Choosing and Preparing your Monologue – Tools & Tips

The information section will help you prepare your monologue for performance. Familiarize yourself with the basics of Shakespeare’s verse structure, rhetorical figures, and the value of a word-for-word paraphrase. Get some tips about cutting Shakespeare’s text to help you feel confident about making your own cuts in a longer monologue.

Guidelines for choosing your monologue:

Monologues must be from an Early Modern play.

Here, the term “Early Modern” refers to plays written during the period roughly defined as being between 1580-1642. While that period includes Shakespeare and all of his plays, he wasn’t the only playwright of any value producing work during that time. Campers are welcome to choose audition monologues from plays written by any of Shakespeare’s contemporaries, like Christopher Marlowe, Ben Johnson, Thomas Middleton, Francis Beaumont, John Fletcher, Thomas Kyd, and Philip Massinger (just to name a few).

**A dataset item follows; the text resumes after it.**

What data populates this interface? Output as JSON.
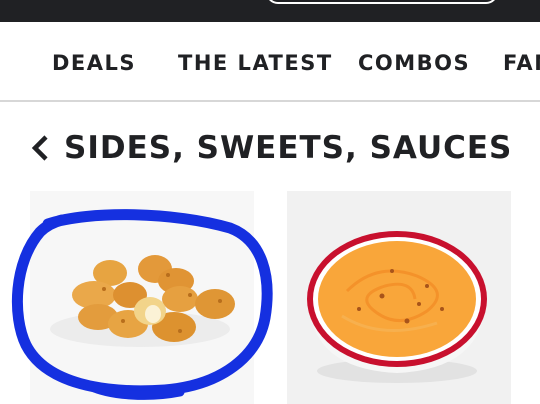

Monologues may be in either verse or prose, and must be between 10-15 lines long.

The line limit is non-negotiable.
Is your verse piece 8 lines long? Find a new one.
Is it 20 lines long? Cut it down, or find a new one.
Having a hard time figuring out if your prose monologue meets the length requirements? Try setting it as “verse” by inserting line breaks every 10 syllables to get a general idea of the length.


Prepare your text.

Use the information in this section to learn more about working with Shakespeare’s verse, identifying and playing rhetorical figures, and how to create a helpful word-for-word paraphrase.